6. Draft Audit Report
As University Policy, Audit Services Recommendations indicates, “Units that are subject to audit will be provided with a draft report at the conclusion of the audit.” The draft audit report includes the objective of the audit, what was examined and the results of the fieldwork. In general terms, the audit report summarizes the observations noted during the examination phase and recommendations. Audit Services has developed a report template which provides a basic format that the majority of audit reports follow.
7. Management Comments
University Policy, Audit Services Recommendations indicates that, “The draft report will be submitted to the unit head at which time the unit head will be requested to provide a written response within 30 days. The response will include comments on each of the findings and recommendations in the draft report and will specifically indicate:
- Agreement or disagreement with each of the findings and recommendations.
- If there is disagreement, the unit head will provide the rationale for disagreement in the written response.
- The time frame for implementation of the recommendations.”
8. Exit Meeting
The exit meeting concludes the formal audit process. The final draft version of the audit report is presented to management. Once the report is finalized, it is prepared for distribution to the Audit Committee.
9. Distribution of the Audit Report
Audit Committee members are provided with the Executive Summary of all audit reports. A detailed audit report is provided to Audit Committee members upon request. In addition, the respective Vice-President is provided with an Executive Summary. Detailed audit reports are distributed to management of the areas or functions that were audited.
10. Follow-up and Monitoring

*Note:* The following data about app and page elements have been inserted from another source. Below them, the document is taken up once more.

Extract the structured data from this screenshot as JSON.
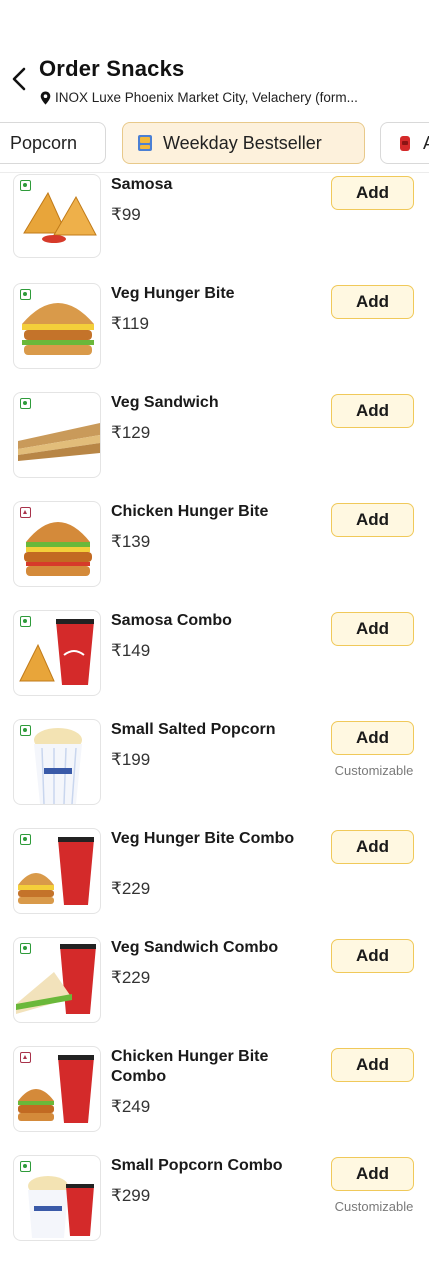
{
  "header": {
    "title": "Order Snacks",
    "location": "INOX Luxe Phoenix Market City, Velachery  (form..."
  },
  "tabs": [
    {
      "label": "Popcorn",
      "active": false
    },
    {
      "label": "Weekday Bestseller",
      "active": true
    },
    {
      "label": "A",
      "active": false
    }
  ],
  "items": [
    {
      "name": "Samosa",
      "price": "₹99",
      "type": "veg",
      "add_label": "Add",
      "note": ""
    },
    {
      "name": "Veg Hunger Bite",
      "price": "₹119",
      "type": "veg",
      "add_label": "Add",
      "note": ""
    },
    {
      "name": "Veg Sandwich",
      "price": "₹129",
      "type": "veg",
      "add_label": "Add",
      "note": ""
    },
    {
      "name": "Chicken Hunger Bite",
      "price": "₹139",
      "type": "nonveg",
      "add_label": "Add",
      "note": ""
    },
    {
      "name": "Samosa Combo",
      "price": "₹149",
      "type": "veg",
      "add_label": "Add",
      "note": ""
    },
    {
      "name": "Small Salted Popcorn",
      "price": "₹199",
      "type": "veg",
      "add_label": "Add",
      "note": "Customizable"
    },
    {
      "name": "Veg Hunger Bite Combo",
      "price": "₹229",
      "type": "veg",
      "add_label": "Add",
      "note": ""
    },
    {
      "name": "Veg Sandwich Combo",
      "price": "₹229",
      "type": "veg",
      "add_label": "Add",
      "note": ""
    },
    {
      "name": "Chicken Hunger Bite Combo",
      "price": "₹249",
      "type": "nonveg",
      "add_label": "Add",
      "note": ""
    },
    {
      "name": "Small Popcorn Combo",
      "price": "₹299",
      "type": "veg",
      "add_label": "Add",
      "note": "Customizable"
    }
  ],
  "colors": {
    "veg": "#2e9b3a",
    "nonveg": "#a8324a",
    "add_border": "#f0c95a",
    "add_bg": "#fff8e1",
    "active_tab_bg": "#fdf1dc"
  }
}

In some instances, follow-up audits or monitoring may be part of the audit process. These projects are selected on an individual basis.